THE TASK
Return all of the entries exactly, with nothing added or left out.

Data items
'''

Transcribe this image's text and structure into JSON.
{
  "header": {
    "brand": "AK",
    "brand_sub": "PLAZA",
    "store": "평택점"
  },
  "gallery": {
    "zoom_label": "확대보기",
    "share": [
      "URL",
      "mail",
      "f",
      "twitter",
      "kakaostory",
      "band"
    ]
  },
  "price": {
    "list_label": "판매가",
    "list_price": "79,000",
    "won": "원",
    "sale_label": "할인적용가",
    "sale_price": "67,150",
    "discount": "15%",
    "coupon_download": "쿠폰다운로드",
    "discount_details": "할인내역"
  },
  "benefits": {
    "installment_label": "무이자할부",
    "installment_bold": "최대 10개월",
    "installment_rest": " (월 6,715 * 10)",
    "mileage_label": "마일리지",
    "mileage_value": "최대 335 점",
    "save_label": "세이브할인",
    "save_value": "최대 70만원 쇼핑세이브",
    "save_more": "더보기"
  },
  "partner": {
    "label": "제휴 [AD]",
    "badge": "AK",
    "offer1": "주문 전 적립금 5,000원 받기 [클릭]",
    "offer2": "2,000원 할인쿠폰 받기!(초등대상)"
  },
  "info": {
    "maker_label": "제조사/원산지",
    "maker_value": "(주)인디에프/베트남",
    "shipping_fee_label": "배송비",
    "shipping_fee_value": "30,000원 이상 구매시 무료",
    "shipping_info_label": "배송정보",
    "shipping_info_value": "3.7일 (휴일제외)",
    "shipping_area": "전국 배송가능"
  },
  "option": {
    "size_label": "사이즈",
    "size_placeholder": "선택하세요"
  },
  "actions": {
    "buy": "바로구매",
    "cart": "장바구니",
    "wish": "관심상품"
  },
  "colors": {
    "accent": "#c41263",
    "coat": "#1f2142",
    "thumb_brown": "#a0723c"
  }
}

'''

YOUR RESPONSE
Transcribe this image's text and structure into JSON.
{
  "header": {
    "brand": "AK",
    "brand_sub": "PLAZA",
    "store": "평택점"
  },
  "gallery": {
    "zoom_label": "확대보기",
    "share": [
      "URL",
      "mail",
      "f",
      "twitter",
      "kakaostory",
      "band"
    ]
  },
  "price": {
    "list_label": "판매가",
    "list_price": "79,000",
    "won": "원",
    "sale_label": "할인적용가",
    "sale_price": "67,150",
    "discount": "15%",
    "coupon_download": "쿠폰다운로드",
    "discount_details": "할인내역"
  },
  "benefits": {
    "installment_label": "무이자할부",
    "installment_bold": "최대 10개월",
    "installment_rest": " (월 6,715 * 10)",
    "mileage_label": "마일리지",
    "mileage_value": "최대 335 점",
    "save_label": "세이브할인",
    "save_value": "최대 70만원 쇼핑세이브",
    "save_more": "더보기"
  },
  "partner": {
    "label": "제휴 [AD]",
    "badge": "AK",
    "offer1": "주문 전 적립금 5,000원 받기 [클릭]",
    "offer2": "2,000원 할인쿠폰 받기!(초등대상)"
  },
  "info": {
    "maker_label": "제조사/원산지",
    "maker_value": "(주)인디에프/베트남",
    "shipping_fee_label": "배송비",
    "shipping_fee_value": "30,000원 이상 구매시 무료",
    "shipping_info_label": "배송정보",
    "shipping_info_value": "3.7일 (휴일제외)",
    "shipping_area": "전국 배송가능"
  },
  "option": {
    "size_label": "사이즈",
    "size_placeholder": "선택하세요"
  },
  "actions": {
    "buy": "바로구매",
    "cart": "장바구니",
    "wish": "관심상품"
  },
  "colors": {
    "accent": "#c41263",
    "coat": "#1f2142",
    "thumb_brown": "#a0723c"
  }
}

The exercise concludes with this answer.